Your answer must contain each line of the data, copied exactly.

Dataset rows describing interfaces:
>>>>>

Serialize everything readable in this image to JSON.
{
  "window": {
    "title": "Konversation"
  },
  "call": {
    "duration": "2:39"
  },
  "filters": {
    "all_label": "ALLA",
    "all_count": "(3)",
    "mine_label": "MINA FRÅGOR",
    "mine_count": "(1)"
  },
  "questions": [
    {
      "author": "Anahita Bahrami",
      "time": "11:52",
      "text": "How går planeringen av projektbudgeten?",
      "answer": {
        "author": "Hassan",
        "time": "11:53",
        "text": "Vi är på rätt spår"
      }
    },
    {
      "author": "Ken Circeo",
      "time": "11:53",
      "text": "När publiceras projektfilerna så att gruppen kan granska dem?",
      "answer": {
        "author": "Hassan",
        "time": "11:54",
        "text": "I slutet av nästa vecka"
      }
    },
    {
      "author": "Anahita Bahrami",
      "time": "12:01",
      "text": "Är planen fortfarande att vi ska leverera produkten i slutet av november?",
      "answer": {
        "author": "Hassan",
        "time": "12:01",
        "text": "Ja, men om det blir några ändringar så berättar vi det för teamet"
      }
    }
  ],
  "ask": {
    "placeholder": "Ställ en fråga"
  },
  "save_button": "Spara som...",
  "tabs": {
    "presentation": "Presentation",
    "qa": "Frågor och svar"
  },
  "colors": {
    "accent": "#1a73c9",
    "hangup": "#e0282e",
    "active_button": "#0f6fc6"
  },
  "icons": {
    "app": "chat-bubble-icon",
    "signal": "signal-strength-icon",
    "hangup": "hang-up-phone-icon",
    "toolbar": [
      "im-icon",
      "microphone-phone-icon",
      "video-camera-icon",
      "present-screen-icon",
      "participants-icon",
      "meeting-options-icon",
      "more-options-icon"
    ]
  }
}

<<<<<

* OUTPUT FOR THIS EXERCISE *
Serialize everything readable in this image to JSON.
{
  "window": {
    "title": "Konversation"
  },
  "call": {
    "duration": "2:39"
  },
  "filters": {
    "all_label": "ALLA",
    "all_count": "(3)",
    "mine_label": "MINA FRÅGOR",
    "mine_count": "(1)"
  },
  "questions": [
    {
      "author": "Anahita Bahrami",
      "time": "11:52",
      "text": "How går planeringen av projektbudgeten?",
      "answer": {
        "author": "Hassan",
        "time": "11:53",
        "text": "Vi är på rätt spår"
      }
    },
    {
      "author": "Ken Circeo",
      "time": "11:53",
      "text": "När publiceras projektfilerna så att gruppen kan granska dem?",
      "answer": {
        "author": "Hassan",
        "time": "11:54",
        "text": "I slutet av nästa vecka"
      }
    },
    {
      "author": "Anahita Bahrami",
      "time": "12:01",
      "text": "Är planen fortfarande att vi ska leverera produkten i slutet av november?",
      "answer": {
        "author": "Hassan",
        "time": "12:01",
        "text": "Ja, men om det blir några ändringar så berättar vi det för teamet"
      }
    }
  ],
  "ask": {
    "placeholder": "Ställ en fråga"
  },
  "save_button": "Spara som...",
  "tabs": {
    "presentation": "Presentation",
    "qa": "Frågor och svar"
  },
  "colors": {
    "accent": "#1a73c9",
    "hangup": "#e0282e",
    "active_button": "#0f6fc6"
  },
  "icons": {
    "app": "chat-bubble-icon",
    "signal": "signal-strength-icon",
    "hangup": "hang-up-phone-icon",
    "toolbar": [
      "im-icon",
      "microphone-phone-icon",
      "video-camera-icon",
      "present-screen-icon",
      "participants-icon",
      "meeting-options-icon",
      "more-options-icon"
    ]
  }
}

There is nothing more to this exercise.